» ACTIVITY: Produce an exact copy of all the data below, dropping every image.

■ ■ ■ ■

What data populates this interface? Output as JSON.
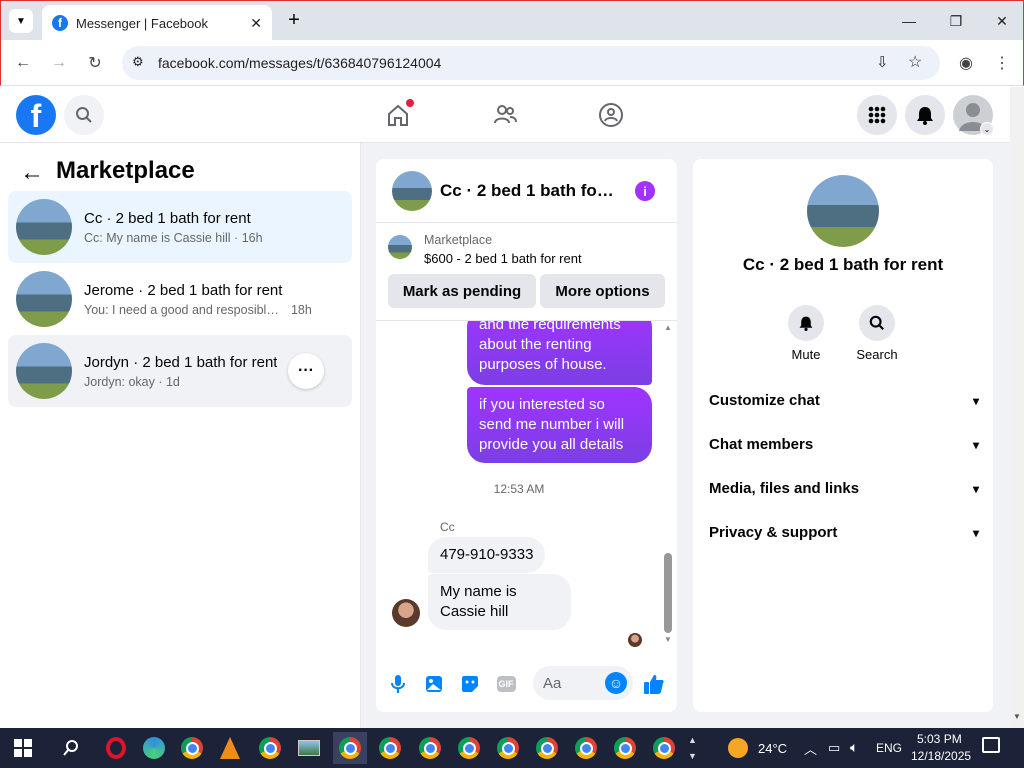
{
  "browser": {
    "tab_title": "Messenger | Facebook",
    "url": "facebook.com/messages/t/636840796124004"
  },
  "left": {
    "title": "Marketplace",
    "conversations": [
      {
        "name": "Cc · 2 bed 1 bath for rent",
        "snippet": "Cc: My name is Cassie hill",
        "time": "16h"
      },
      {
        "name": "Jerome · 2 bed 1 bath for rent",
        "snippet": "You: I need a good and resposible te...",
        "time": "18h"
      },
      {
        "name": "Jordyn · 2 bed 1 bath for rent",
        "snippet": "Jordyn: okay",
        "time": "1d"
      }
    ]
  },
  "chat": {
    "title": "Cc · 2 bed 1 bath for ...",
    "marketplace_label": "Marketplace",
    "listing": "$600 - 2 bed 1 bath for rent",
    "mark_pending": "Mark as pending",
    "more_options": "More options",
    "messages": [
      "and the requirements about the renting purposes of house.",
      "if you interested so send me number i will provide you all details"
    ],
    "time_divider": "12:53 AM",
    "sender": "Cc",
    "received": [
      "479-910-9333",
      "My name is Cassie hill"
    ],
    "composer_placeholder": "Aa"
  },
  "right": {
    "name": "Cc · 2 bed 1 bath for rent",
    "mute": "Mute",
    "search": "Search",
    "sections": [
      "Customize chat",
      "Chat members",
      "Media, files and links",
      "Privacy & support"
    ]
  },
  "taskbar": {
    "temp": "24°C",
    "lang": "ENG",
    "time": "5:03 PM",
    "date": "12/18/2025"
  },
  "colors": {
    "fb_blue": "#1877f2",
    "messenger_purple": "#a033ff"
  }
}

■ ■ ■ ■

» RESULT OF THIS TASK:
What data populates this interface? Output as JSON.
{
  "browser": {
    "tab_title": "Messenger | Facebook",
    "url": "facebook.com/messages/t/636840796124004"
  },
  "left": {
    "title": "Marketplace",
    "conversations": [
      {
        "name": "Cc · 2 bed 1 bath for rent",
        "snippet": "Cc: My name is Cassie hill",
        "time": "16h"
      },
      {
        "name": "Jerome · 2 bed 1 bath for rent",
        "snippet": "You: I need a good and resposible te...",
        "time": "18h"
      },
      {
        "name": "Jordyn · 2 bed 1 bath for rent",
        "snippet": "Jordyn: okay",
        "time": "1d"
      }
    ]
  },
  "chat": {
    "title": "Cc · 2 bed 1 bath for ...",
    "marketplace_label": "Marketplace",
    "listing": "$600 - 2 bed 1 bath for rent",
    "mark_pending": "Mark as pending",
    "more_options": "More options",
    "messages": [
      "and the requirements about the renting purposes of house.",
      "if you interested so send me number i will provide you all details"
    ],
    "time_divider": "12:53 AM",
    "sender": "Cc",
    "received": [
      "479-910-9333",
      "My name is Cassie hill"
    ],
    "composer_placeholder": "Aa"
  },
  "right": {
    "name": "Cc · 2 bed 1 bath for rent",
    "mute": "Mute",
    "search": "Search",
    "sections": [
      "Customize chat",
      "Chat members",
      "Media, files and links",
      "Privacy & support"
    ]
  },
  "taskbar": {
    "temp": "24°C",
    "lang": "ENG",
    "time": "5:03 PM",
    "date": "12/18/2025"
  },
  "colors": {
    "fb_blue": "#1877f2",
    "messenger_purple": "#a033ff"
  }
}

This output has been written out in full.